Segment Open

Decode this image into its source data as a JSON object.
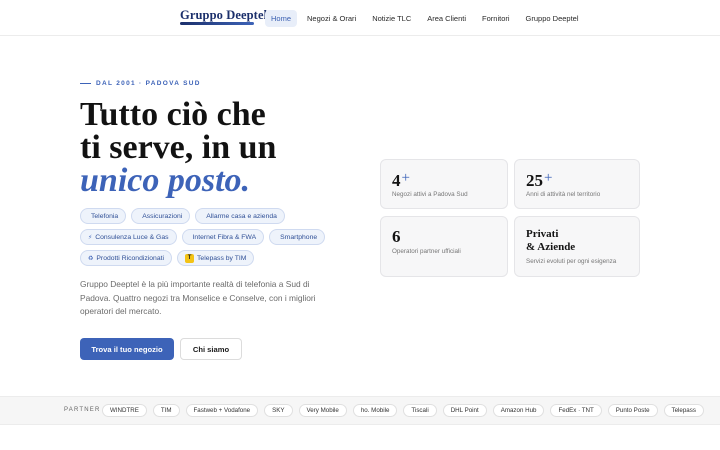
{
  "brand": {
    "name": "Gruppo Deeptel"
  },
  "nav": {
    "items": [
      {
        "label": "Home",
        "active": true
      },
      {
        "label": "Negozi & Orari"
      },
      {
        "label": "Notizie TLC"
      },
      {
        "label": "Area Clienti"
      },
      {
        "label": "Fornitori"
      },
      {
        "label": "Gruppo Deeptel"
      }
    ]
  },
  "hero": {
    "eyebrow": "DAL 2001 · PADOVA SUD",
    "headline": {
      "line1": "Tutto ciò che",
      "line2": "ti serve, in un",
      "line3": "unico posto."
    },
    "chips": [
      {
        "label": "Telefonia",
        "icon": "phone-icon",
        "glyph": ""
      },
      {
        "label": "Assicurazioni",
        "icon": "shield-icon",
        "glyph": ""
      },
      {
        "label": "Allarme casa e azienda",
        "icon": "home-alarm-icon",
        "glyph": ""
      },
      {
        "label": "Consulenza Luce & Gas",
        "icon": "bolt-icon",
        "glyph": "⚡"
      },
      {
        "label": "Internet Fibra & FWA",
        "icon": "wifi-icon",
        "glyph": ""
      },
      {
        "label": "Smartphone",
        "icon": "smartphone-icon",
        "glyph": ""
      },
      {
        "label": "Prodotti Ricondizionati",
        "icon": "recycle-icon",
        "glyph": "♻"
      },
      {
        "label": "Telepass by TIM",
        "icon": "telepass-badge-icon",
        "glyph": "T"
      }
    ],
    "intro": "Gruppo Deeptel è la più importante realtà di telefonia a Sud di Padova. Quattro negozi tra Monselice e Conselve, con i migliori operatori del mercato.",
    "primary_cta": "Trova il tuo negozio",
    "secondary_cta": "Chi siamo"
  },
  "stats": [
    {
      "value": "4",
      "suffix": "+",
      "label": "Negozi attivi a Padova Sud"
    },
    {
      "value": "25",
      "suffix": "+",
      "label": "Anni di attività nel territorio"
    },
    {
      "value": "6",
      "suffix": "",
      "label": "Operatori partner ufficiali"
    },
    {
      "title_line1": "Privati",
      "title_line2": "& Aziende",
      "label": "Servizi evoluti per ogni esigenza"
    }
  ],
  "partners": {
    "label": "PARTNER",
    "items": [
      "WINDTRE",
      "TIM",
      "Fastweb + Vodafone",
      "SKY",
      "Very Mobile",
      "ho. Mobile",
      "Tiscali",
      "DHL Point",
      "Amazon Hub",
      "FedEx · TNT",
      "Punto Poste",
      "Telepass"
    ]
  },
  "colors": {
    "accent": "#3d63b8",
    "brand_dark": "#1b2f6b",
    "telepass_yellow": "#f3c316"
  }
}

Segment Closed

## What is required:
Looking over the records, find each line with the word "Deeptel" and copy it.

## Worked solution:
    "name": "Gruppo Deeptel"
        "label": "Gruppo Deeptel"
    "intro": "Gruppo Deeptel è la più importante realtà di telefonia a Sud di Padova. Quattro negozi tra Monselice e Conselve, con i migliori operatori del mercato.",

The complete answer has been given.